What is a primary cartilaginous joint?

Bone - hyaline cartilage - bone. Bony tissue is separated by hyaline cartilage.
- The junction between the shaft and epiphysis of a long bone constitutes a primary cartilaginous joint, as does the chondrosternal joint of a rib.
- As the parts of a long bone fuse during childhood and adolescence these joints gradually disappear and in adult only a few remain most notably the joint between the rib and the sternum.


What is a secondary cartilaginous joint?

Allows more movement than fibrous joints. Also known as symphysis. Bone - hyaline cartilage - fibrocartilage - hyaline cartilage - bone.
- Here articular surfaces are each covered by hyaline cartilage and between them is a fibrocartilaginous disc.
- Found in the midline of the body and include the joints between neighbouring vertebral bones and pubis symphysis.


What is a synovial joint?

- permit much movement and include the shoulder, hip, knee and ankle joint.
- Bony articular surfaces are covered by hyaline cartilage.
- The joint capsule is attached to the articular margins, synovial membrane (synovium) covering all intracapsular, non-articular surfaces.
- synovium: specialised connective tissue that produces synovial fluid to lubricate the articular surfaces and nourish hyaline cartilage.
- 1 of Serous membrane of body: permits a surface to move another.

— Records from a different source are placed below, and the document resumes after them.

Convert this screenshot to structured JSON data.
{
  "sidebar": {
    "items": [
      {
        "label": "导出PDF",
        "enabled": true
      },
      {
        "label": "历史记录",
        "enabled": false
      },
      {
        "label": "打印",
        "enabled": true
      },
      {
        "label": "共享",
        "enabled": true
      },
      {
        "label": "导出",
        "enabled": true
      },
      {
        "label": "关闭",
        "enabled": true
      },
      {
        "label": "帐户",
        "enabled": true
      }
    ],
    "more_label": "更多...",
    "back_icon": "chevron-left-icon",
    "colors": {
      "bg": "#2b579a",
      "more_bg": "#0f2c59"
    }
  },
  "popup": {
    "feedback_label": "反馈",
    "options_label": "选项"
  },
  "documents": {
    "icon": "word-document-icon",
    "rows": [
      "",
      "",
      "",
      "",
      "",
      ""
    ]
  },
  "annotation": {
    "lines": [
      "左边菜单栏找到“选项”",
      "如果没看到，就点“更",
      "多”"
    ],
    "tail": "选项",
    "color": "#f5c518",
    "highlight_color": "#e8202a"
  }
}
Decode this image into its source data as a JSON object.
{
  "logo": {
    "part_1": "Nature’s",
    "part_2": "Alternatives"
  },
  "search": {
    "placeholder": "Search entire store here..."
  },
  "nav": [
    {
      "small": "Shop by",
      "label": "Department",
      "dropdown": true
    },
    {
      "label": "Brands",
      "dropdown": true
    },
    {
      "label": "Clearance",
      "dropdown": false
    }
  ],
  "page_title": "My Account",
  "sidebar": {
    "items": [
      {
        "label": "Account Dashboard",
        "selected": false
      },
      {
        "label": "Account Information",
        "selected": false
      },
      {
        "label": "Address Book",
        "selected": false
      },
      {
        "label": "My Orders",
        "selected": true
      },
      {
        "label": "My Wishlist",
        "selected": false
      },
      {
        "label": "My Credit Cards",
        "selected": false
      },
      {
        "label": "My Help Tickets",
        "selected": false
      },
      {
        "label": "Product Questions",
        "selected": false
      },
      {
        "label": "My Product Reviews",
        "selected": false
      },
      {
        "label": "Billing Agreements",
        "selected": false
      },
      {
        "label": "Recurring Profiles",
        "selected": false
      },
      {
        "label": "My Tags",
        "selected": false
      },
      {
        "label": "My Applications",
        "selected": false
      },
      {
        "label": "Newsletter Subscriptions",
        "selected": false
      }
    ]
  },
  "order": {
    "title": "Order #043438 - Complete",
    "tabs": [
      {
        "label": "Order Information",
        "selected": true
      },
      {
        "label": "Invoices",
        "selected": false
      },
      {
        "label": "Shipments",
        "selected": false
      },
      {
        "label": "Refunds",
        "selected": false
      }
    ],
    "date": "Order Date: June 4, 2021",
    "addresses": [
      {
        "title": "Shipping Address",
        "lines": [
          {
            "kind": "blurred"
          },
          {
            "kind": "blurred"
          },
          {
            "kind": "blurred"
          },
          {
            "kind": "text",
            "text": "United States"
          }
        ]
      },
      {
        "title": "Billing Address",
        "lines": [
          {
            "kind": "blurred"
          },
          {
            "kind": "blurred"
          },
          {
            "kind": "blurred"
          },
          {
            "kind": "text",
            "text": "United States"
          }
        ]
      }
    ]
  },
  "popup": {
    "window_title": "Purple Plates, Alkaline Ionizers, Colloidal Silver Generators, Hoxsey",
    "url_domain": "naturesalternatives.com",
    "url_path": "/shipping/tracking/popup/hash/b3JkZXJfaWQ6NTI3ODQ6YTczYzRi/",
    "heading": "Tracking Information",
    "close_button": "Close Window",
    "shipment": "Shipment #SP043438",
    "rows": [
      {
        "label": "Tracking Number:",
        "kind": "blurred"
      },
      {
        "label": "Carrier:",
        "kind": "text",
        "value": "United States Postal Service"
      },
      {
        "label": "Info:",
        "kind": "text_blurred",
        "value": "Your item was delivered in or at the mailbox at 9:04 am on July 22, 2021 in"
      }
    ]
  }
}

Name some diseases of joints?

- tuberculosis (can cause skeletal deformity).
- osteogenic sarcoma and other tumours.
- osteoarthritis - inflammatory disease of joints.
- rheumatoid arthritis .
- gout.
- scoliosis.
- ankylosing spondylitis.


What is osteoarthritis?

- Disease of articular cartilage. In weight bearing joints (elderly) due to wear and tear.
- Articular cartilage worn away exposing underlying damaged bone.
- Tries to heal but forms lumps (osteophytes) around the articular margins.
- Reduces joint space.
- Symptoms joint pain and limited movement.


What is rheumatoid arthritis?

- Inflammatory disease of synovium causing pain and limitation of movement.
- Inflamed and swollen synovium may be trapped between articular surfaces.
- Results -> more inflammation and swelling, limited movement.


Where is the humerus located?

- Held in the genoid cavity by the rotator cuff muscles.